Segment Start: AVAILABLE RECORDS

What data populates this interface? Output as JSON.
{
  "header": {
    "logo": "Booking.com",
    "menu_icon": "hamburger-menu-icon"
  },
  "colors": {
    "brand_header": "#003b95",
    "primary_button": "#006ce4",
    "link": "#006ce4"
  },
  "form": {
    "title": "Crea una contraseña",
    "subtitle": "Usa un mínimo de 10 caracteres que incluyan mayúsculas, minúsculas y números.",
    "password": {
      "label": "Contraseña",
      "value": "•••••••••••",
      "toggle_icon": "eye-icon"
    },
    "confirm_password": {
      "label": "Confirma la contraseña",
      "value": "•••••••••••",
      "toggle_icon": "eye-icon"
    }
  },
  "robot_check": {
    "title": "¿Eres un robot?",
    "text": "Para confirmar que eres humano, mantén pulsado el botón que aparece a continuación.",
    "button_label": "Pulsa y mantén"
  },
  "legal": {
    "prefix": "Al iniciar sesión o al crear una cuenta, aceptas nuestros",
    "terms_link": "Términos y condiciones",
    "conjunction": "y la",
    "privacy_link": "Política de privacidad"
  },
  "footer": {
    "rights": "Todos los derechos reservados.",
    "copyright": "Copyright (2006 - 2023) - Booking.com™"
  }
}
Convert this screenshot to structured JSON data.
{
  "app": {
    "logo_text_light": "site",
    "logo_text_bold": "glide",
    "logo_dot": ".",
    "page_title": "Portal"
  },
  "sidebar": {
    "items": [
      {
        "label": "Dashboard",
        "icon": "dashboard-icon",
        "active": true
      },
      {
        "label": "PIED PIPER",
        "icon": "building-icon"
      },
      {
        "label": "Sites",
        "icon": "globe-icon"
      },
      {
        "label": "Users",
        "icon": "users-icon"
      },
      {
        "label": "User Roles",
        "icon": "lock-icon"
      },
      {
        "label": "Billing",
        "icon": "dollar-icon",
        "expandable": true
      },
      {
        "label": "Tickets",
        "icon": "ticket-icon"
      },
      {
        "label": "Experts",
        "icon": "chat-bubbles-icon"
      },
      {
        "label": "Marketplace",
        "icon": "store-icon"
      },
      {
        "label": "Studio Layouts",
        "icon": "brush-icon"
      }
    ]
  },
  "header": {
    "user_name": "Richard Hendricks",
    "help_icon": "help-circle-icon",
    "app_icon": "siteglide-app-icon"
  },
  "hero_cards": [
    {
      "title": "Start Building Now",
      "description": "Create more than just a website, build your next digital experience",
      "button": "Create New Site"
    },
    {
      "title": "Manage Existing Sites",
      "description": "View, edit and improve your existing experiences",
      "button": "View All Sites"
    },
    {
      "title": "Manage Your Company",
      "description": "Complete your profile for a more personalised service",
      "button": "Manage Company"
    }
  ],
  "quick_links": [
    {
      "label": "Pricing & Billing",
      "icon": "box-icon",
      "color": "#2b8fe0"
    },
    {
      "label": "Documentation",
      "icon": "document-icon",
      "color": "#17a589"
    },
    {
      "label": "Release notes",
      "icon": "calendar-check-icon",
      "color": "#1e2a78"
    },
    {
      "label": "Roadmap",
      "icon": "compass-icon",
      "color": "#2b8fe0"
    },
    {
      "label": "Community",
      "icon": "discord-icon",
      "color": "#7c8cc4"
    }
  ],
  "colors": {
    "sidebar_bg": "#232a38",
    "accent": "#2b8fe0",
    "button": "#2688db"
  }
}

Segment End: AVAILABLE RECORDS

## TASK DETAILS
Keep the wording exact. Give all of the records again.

## TASK ANSWER
What data populates this interface? Output as JSON.
{
  "header": {
    "logo": "Booking.com",
    "menu_icon": "hamburger-menu-icon"
  },
  "colors": {
    "brand_header": "#003b95",
    "primary_button": "#006ce4",
    "link": "#006ce4"
  },
  "form": {
    "title": "Crea una contraseña",
    "subtitle": "Usa un mínimo de 10 caracteres que incluyan mayúsculas, minúsculas y números.",
    "password": {
      "label": "Contraseña",
      "value": "•••••••••••",
      "toggle_icon": "eye-icon"
    },
    "confirm_password": {
      "label": "Confirma la contraseña",
      "value": "•••••••••••",
      "toggle_icon": "eye-icon"
    }
  },
  "robot_check": {
    "title": "¿Eres un robot?",
    "text": "Para confirmar que eres humano, mantén pulsado el botón que aparece a continuación.",
    "button_label": "Pulsa y mantén"
  },
  "legal": {
    "prefix": "Al iniciar sesión o al crear una cuenta, aceptas nuestros",
    "terms_link": "Términos y condiciones",
    "conjunction": "y la",
    "privacy_link": "Política de privacidad"
  },
  "footer": {
    "rights": "Todos los derechos reservados.",
    "copyright": "Copyright (2006 - 2023) - Booking.com™"
  }
}
Convert this screenshot to structured JSON data.
{
  "app": {
    "logo_text_light": "site",
    "logo_text_bold": "glide",
    "logo_dot": ".",
    "page_title": "Portal"
  },
  "sidebar": {
    "items": [
      {
        "label": "Dashboard",
        "icon": "dashboard-icon",
        "active": true
      },
      {
        "label": "PIED PIPER",
        "icon": "building-icon"
      },
      {
        "label": "Sites",
        "icon": "globe-icon"
      },
      {
        "label": "Users",
        "icon": "users-icon"
      },
      {
        "label": "User Roles",
        "icon": "lock-icon"
      },
      {
        "label": "Billing",
        "icon": "dollar-icon",
        "expandable": true
      },
      {
        "label": "Tickets",
        "icon": "ticket-icon"
      },
      {
        "label": "Experts",
        "icon": "chat-bubbles-icon"
      },
      {
        "label": "Marketplace",
        "icon": "store-icon"
      },
      {
        "label": "Studio Layouts",
        "icon": "brush-icon"
      }
    ]
  },
  "header": {
    "user_name": "Richard Hendricks",
    "help_icon": "help-circle-icon",
    "app_icon": "siteglide-app-icon"
  },
  "hero_cards": [
    {
      "title": "Start Building Now",
      "description": "Create more than just a website, build your next digital experience",
      "button": "Create New Site"
    },
    {
      "title": "Manage Existing Sites",
      "description": "View, edit and improve your existing experiences",
      "button": "View All Sites"
    },
    {
      "title": "Manage Your Company",
      "description": "Complete your profile for a more personalised service",
      "button": "Manage Company"
    }
  ],
  "quick_links": [
    {
      "label": "Pricing & Billing",
      "icon": "box-icon",
      "color": "#2b8fe0"
    },
    {
      "label": "Documentation",
      "icon": "document-icon",
      "color": "#17a589"
    },
    {
      "label": "Release notes",
      "icon": "calendar-check-icon",
      "color": "#1e2a78"
    },
    {
      "label": "Roadmap",
      "icon": "compass-icon",
      "color": "#2b8fe0"
    },
    {
      "label": "Community",
      "icon": "discord-icon",
      "color": "#7c8cc4"
    }
  ],
  "colors": {
    "sidebar_bg": "#232a38",
    "accent": "#2b8fe0",
    "button": "#2688db"
  }
}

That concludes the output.